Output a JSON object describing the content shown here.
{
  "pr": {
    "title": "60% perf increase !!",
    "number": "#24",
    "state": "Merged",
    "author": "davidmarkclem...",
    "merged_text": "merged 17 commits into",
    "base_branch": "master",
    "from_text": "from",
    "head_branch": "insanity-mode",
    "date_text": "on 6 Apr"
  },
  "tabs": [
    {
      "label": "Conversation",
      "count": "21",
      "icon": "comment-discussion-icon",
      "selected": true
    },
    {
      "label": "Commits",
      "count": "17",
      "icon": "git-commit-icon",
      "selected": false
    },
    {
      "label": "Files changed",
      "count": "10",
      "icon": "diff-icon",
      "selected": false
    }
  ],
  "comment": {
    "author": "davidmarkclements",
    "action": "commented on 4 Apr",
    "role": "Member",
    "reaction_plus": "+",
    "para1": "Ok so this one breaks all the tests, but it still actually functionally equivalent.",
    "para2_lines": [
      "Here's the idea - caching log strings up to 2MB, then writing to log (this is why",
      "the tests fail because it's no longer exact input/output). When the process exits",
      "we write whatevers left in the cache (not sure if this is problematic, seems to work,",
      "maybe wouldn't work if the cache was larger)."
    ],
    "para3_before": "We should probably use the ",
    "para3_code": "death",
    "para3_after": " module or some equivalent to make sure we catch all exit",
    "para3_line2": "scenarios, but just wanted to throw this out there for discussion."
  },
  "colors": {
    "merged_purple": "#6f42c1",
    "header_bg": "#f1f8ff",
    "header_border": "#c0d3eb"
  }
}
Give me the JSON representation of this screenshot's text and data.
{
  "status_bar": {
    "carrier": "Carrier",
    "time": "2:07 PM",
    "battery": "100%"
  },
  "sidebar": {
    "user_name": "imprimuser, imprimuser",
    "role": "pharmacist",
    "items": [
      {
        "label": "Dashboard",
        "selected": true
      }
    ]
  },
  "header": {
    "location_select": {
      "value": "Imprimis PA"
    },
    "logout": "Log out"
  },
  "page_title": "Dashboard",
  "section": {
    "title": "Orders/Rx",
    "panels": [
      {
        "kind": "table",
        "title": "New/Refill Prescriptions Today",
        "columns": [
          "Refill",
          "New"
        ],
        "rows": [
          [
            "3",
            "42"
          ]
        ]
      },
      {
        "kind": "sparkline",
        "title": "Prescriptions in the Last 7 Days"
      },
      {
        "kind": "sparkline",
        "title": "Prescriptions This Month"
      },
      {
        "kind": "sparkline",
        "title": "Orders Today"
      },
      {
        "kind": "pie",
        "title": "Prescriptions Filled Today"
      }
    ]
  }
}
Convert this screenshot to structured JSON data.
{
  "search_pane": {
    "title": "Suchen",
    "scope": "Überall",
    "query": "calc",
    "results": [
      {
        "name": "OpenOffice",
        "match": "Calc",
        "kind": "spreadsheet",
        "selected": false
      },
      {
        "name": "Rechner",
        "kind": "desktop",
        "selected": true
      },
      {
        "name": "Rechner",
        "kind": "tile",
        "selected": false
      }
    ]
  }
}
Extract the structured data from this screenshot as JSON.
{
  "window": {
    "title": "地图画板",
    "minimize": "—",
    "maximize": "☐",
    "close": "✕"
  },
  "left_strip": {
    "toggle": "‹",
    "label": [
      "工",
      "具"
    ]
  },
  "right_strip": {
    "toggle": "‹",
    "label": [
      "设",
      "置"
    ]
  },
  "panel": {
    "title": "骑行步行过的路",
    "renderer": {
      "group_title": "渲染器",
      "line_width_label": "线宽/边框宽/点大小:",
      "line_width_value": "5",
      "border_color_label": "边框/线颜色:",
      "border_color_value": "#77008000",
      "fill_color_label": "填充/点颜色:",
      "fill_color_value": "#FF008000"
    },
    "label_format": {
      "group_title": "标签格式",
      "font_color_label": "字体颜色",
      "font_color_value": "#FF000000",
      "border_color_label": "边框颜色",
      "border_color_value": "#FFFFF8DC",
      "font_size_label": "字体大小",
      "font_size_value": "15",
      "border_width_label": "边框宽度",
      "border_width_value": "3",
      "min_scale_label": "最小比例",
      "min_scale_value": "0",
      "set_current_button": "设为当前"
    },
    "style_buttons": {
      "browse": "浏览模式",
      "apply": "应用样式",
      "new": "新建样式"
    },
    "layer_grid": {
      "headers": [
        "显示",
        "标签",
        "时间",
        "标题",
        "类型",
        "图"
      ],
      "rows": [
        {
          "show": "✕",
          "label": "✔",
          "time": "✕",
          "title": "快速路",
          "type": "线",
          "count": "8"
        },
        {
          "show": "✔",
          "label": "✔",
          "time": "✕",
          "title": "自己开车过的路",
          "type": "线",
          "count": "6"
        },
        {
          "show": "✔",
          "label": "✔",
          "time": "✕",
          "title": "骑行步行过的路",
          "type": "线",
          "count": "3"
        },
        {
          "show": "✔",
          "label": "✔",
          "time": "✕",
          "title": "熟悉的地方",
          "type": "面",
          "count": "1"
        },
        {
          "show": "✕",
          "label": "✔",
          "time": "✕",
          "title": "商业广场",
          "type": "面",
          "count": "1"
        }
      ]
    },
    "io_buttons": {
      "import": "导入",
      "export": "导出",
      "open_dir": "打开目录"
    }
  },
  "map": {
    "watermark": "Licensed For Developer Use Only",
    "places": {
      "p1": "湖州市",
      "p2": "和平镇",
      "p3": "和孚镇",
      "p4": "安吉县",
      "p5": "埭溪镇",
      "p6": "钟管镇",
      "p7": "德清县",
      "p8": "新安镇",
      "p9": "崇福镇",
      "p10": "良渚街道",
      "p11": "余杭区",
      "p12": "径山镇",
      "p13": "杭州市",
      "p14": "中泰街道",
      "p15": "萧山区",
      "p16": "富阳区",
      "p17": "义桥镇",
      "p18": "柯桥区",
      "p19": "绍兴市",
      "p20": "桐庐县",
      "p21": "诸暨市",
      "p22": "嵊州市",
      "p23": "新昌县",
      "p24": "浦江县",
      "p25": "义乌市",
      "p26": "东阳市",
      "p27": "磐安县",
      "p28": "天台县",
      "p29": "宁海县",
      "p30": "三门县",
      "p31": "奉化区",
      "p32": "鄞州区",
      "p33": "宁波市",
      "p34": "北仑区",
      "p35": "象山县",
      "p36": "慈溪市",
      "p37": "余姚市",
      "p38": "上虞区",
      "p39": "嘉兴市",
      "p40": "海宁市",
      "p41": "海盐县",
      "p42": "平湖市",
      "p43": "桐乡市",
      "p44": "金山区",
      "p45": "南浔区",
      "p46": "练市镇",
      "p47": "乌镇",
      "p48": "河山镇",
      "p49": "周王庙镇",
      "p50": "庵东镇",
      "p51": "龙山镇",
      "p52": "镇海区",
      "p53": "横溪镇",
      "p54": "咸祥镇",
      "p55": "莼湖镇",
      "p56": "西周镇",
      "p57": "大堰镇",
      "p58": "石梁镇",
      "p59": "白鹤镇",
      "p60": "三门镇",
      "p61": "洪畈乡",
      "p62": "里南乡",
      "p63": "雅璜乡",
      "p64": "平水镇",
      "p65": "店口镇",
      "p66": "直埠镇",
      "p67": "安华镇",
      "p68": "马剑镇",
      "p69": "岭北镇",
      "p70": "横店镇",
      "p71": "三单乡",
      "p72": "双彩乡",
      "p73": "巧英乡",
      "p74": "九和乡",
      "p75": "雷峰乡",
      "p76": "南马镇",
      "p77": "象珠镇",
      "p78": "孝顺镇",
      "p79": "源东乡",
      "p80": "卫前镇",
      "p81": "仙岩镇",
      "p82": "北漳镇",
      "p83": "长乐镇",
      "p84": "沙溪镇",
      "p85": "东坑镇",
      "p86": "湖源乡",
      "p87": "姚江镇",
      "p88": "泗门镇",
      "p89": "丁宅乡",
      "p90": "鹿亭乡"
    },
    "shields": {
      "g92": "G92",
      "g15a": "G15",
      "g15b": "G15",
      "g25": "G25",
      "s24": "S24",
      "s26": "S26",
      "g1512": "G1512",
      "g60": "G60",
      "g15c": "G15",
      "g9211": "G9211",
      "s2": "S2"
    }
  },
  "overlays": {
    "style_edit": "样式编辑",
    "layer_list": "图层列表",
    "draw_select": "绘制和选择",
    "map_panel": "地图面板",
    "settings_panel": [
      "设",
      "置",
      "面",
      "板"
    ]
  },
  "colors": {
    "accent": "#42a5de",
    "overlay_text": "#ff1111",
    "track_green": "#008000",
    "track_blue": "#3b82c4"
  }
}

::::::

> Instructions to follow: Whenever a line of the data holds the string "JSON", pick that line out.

> Written solution:
Output a JSON object describing the content shown here.
Give me the JSON representation of this screenshot's text and data.
Convert this screenshot to structured JSON data.
Extract the structured data from this screenshot as JSON.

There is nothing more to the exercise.